OK Joe, so you’ve been talking now for like 10 minutes—what’s the point? I don’t know. I guess I like the sound of my own voice, and in a former professional life I was paid by the word. Old habits die hard. But I suppose my conclusions are as follows: (1) I agree with the blog referenced above to the extent that it asserts that the best option is to seek out a career in the green zone and stay out of or at least minimize any time spent in the red zone. Even better: find something of an outlier in the upper right quadrant of the green zone. (2) The freedom that we discuss here in the FI/RE blogosphere as being the ultimate objective takes many forms, and once you achieve some level of financial independence (the “FI” in the acronym), the next two letters of the acronym can be whatever you want them to be. The community here settled on the “Retire Early” language probably just because it completed a catchy acronym (“FIRE” just looks so cool!) more so than because it was technically accurate and descriptive. (You know, kind of like the stupid names that Congress slaps on legislation just so it creates a legible acronym like the “PATRIOT” Act that they can talk about in their next re-election campaign). Maybe it should have been dubbed “FIPP” (Financial Independence/Productive Passion), or “FIHO” (Financial Independence/ Helping Others), or “FIRK” (Financial Independence/Raising Kids). Technically I’m in the “RE” phase because I left my job and turned off all earned income, but I’m continuing to engage in various productive activities, including serving as legal counsel for Mrs. JF’s business endeavors (that will hopefully yield supplemental income one day). Jake entered the red zone and took decisive action to move back into the green. But to the extent that the FIRE acronym and some of the discussion that takes place around it on the Internets implies that it’s a wise and strategic move to spend a significant portion of your life going full-on drug kingpin during the day and counting your dollar bills at night—all while undertaking the monomaniacal task of calculating the number of days and years left until you can tell the boss to take this job and shove it—I’ll disagree. (I’m not sure that there is much in the FIRE space that actually does advocate this position, but let’s stipulate here, you know, just for the sake of argument.) That’s a waste of time and a misguided effort, and probably the result of laziness and/or a lack of creativity.

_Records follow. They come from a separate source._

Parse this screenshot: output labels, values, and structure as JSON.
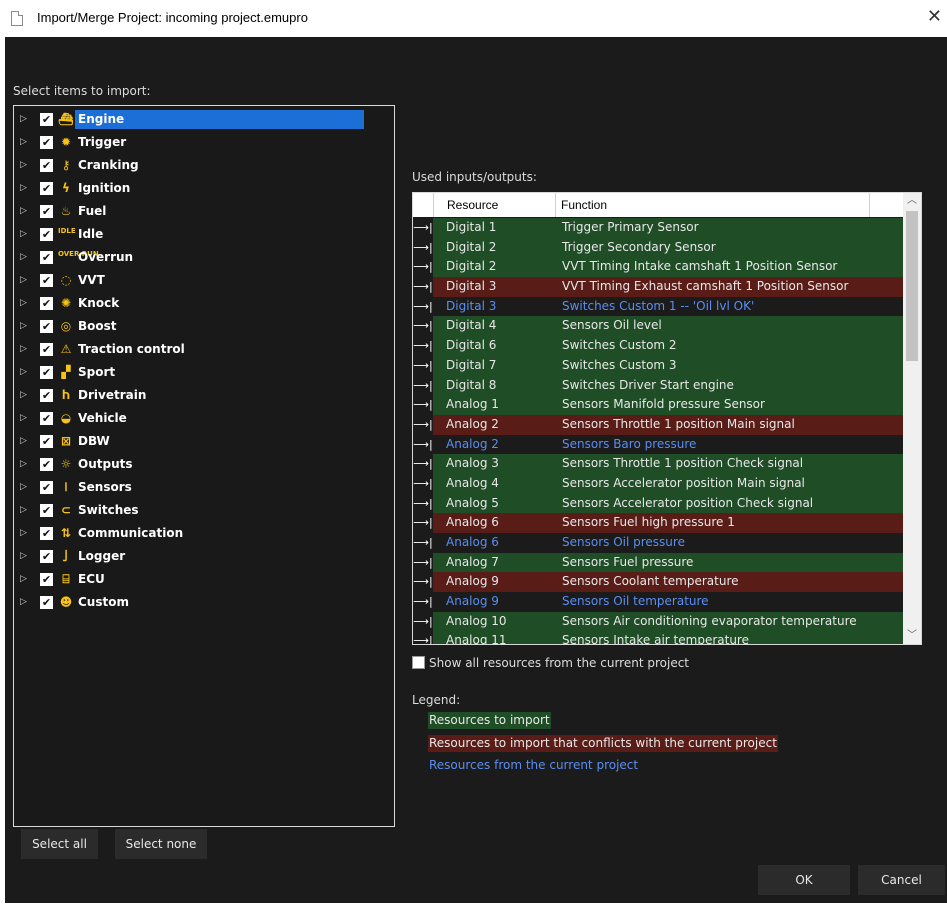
{
  "window": {
    "title": "Import/Merge Project: incoming project.emupro",
    "close_glyph": "✕"
  },
  "left_panel": {
    "label": "Select items to import:",
    "items": [
      {
        "label": "Engine",
        "icon": "engine-icon",
        "glyph": "⛴",
        "selected": true
      },
      {
        "label": "Trigger",
        "icon": "gear-icon",
        "glyph": "✹"
      },
      {
        "label": "Cranking",
        "icon": "key-icon",
        "glyph": "⚷"
      },
      {
        "label": "Ignition",
        "icon": "lightning-icon",
        "glyph": "ϟ"
      },
      {
        "label": "Fuel",
        "icon": "fuel-icon",
        "glyph": "♨"
      },
      {
        "label": "Idle",
        "icon": "idle-icon",
        "glyph": "IDLE",
        "small": true
      },
      {
        "label": "Overrun",
        "icon": "overrun-icon",
        "glyph": "OVER RUN",
        "small": true
      },
      {
        "label": "VVT",
        "icon": "vvt-icon",
        "glyph": "◌"
      },
      {
        "label": "Knock",
        "icon": "knock-icon",
        "glyph": "✺"
      },
      {
        "label": "Boost",
        "icon": "turbo-icon",
        "glyph": "◎"
      },
      {
        "label": "Traction control",
        "icon": "traction-icon",
        "glyph": "⚠"
      },
      {
        "label": "Sport",
        "icon": "checkered-flag-icon",
        "glyph": "▞"
      },
      {
        "label": "Drivetrain",
        "icon": "drivetrain-icon",
        "glyph": "Ⴙ"
      },
      {
        "label": "Vehicle",
        "icon": "car-icon",
        "glyph": "◒"
      },
      {
        "label": "DBW",
        "icon": "throttle-icon",
        "glyph": "⊠"
      },
      {
        "label": "Outputs",
        "icon": "bulb-icon",
        "glyph": "☼"
      },
      {
        "label": "Sensors",
        "icon": "thermometer-icon",
        "glyph": "𝍩"
      },
      {
        "label": "Switches",
        "icon": "switch-icon",
        "glyph": "⊂"
      },
      {
        "label": "Communication",
        "icon": "arrows-icon",
        "glyph": "⇅"
      },
      {
        "label": "Logger",
        "icon": "logger-icon",
        "glyph": "⼅"
      },
      {
        "label": "ECU",
        "icon": "ecu-chip-icon",
        "glyph": "⌸"
      },
      {
        "label": "Custom",
        "icon": "person-icon",
        "glyph": "☻"
      }
    ],
    "select_all": "Select all",
    "select_none": "Select none"
  },
  "io_panel": {
    "label": "Used inputs/outputs:",
    "columns": [
      "Resource",
      "Function"
    ],
    "rows": [
      {
        "resource": "Digital 1",
        "function": "Trigger Primary Sensor",
        "kind": "import"
      },
      {
        "resource": "Digital 2",
        "function": "Trigger Secondary Sensor",
        "kind": "import"
      },
      {
        "resource": "Digital 2",
        "function": "VVT Timing Intake camshaft 1 Position Sensor",
        "kind": "import"
      },
      {
        "resource": "Digital 3",
        "function": "VVT Timing Exhaust camshaft 1 Position Sensor",
        "kind": "conflict"
      },
      {
        "resource": "Digital 3",
        "function": "Switches Custom 1 -- 'Oil lvl OK'",
        "kind": "current"
      },
      {
        "resource": "Digital 4",
        "function": "Sensors Oil level",
        "kind": "import"
      },
      {
        "resource": "Digital 6",
        "function": "Switches Custom 2",
        "kind": "import"
      },
      {
        "resource": "Digital 7",
        "function": "Switches Custom 3",
        "kind": "import"
      },
      {
        "resource": "Digital 8",
        "function": "Switches Driver Start engine",
        "kind": "import"
      },
      {
        "resource": "Analog 1",
        "function": "Sensors Manifold pressure Sensor",
        "kind": "import"
      },
      {
        "resource": "Analog 2",
        "function": "Sensors Throttle 1 position Main signal",
        "kind": "conflict"
      },
      {
        "resource": "Analog 2",
        "function": "Sensors Baro pressure",
        "kind": "current"
      },
      {
        "resource": "Analog 3",
        "function": "Sensors Throttle 1 position Check signal",
        "kind": "import"
      },
      {
        "resource": "Analog 4",
        "function": "Sensors Accelerator position Main signal",
        "kind": "import"
      },
      {
        "resource": "Analog 5",
        "function": "Sensors Accelerator position Check signal",
        "kind": "import"
      },
      {
        "resource": "Analog 6",
        "function": "Sensors Fuel high pressure 1",
        "kind": "conflict"
      },
      {
        "resource": "Analog 6",
        "function": "Sensors Oil pressure",
        "kind": "current"
      },
      {
        "resource": "Analog 7",
        "function": "Sensors Fuel pressure",
        "kind": "import"
      },
      {
        "resource": "Analog 9",
        "function": "Sensors Coolant temperature",
        "kind": "conflict"
      },
      {
        "resource": "Analog 9",
        "function": "Sensors Oil temperature",
        "kind": "current"
      },
      {
        "resource": "Analog 10",
        "function": "Sensors Air conditioning evaporator temperature",
        "kind": "import"
      },
      {
        "resource": "Analog 11",
        "function": "Sensors Intake air temperature",
        "kind": "import"
      }
    ],
    "show_all": "Show all resources from the current project"
  },
  "legend": {
    "title": "Legend:",
    "items": [
      {
        "label": "Resources to import"
      },
      {
        "label": "Resources to import that conflicts with the current project"
      },
      {
        "label": "Resources from the current project"
      }
    ]
  },
  "colors": {
    "import_bg": "#1f4d26",
    "conflict_bg": "#5a1c17",
    "current_fg": "#5b8ef0",
    "selected_bg": "#1d6fd8",
    "icon_yellow": "#f7c415"
  },
  "buttons": {
    "ok": "OK",
    "cancel": "Cancel"
  }
}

The better approach would be to leave the red zone ASAFP and move to a spot further up the y axis on the chart (and certainly above the self-loathing line). If that also moves you to the left on the x axis, so be it. You can either accept a longer period of time to reach FI, or reduce your spending to stay on track. Even if it takes you longer to get there, you’ll be happy you didn’t waste years of your life being miserable in exchange for a few bucks. And as a result, once you do reach FI—even if it took you longer to get there—you’ll be in a better psychological position to decide how to productively spend your time in “early retirement.”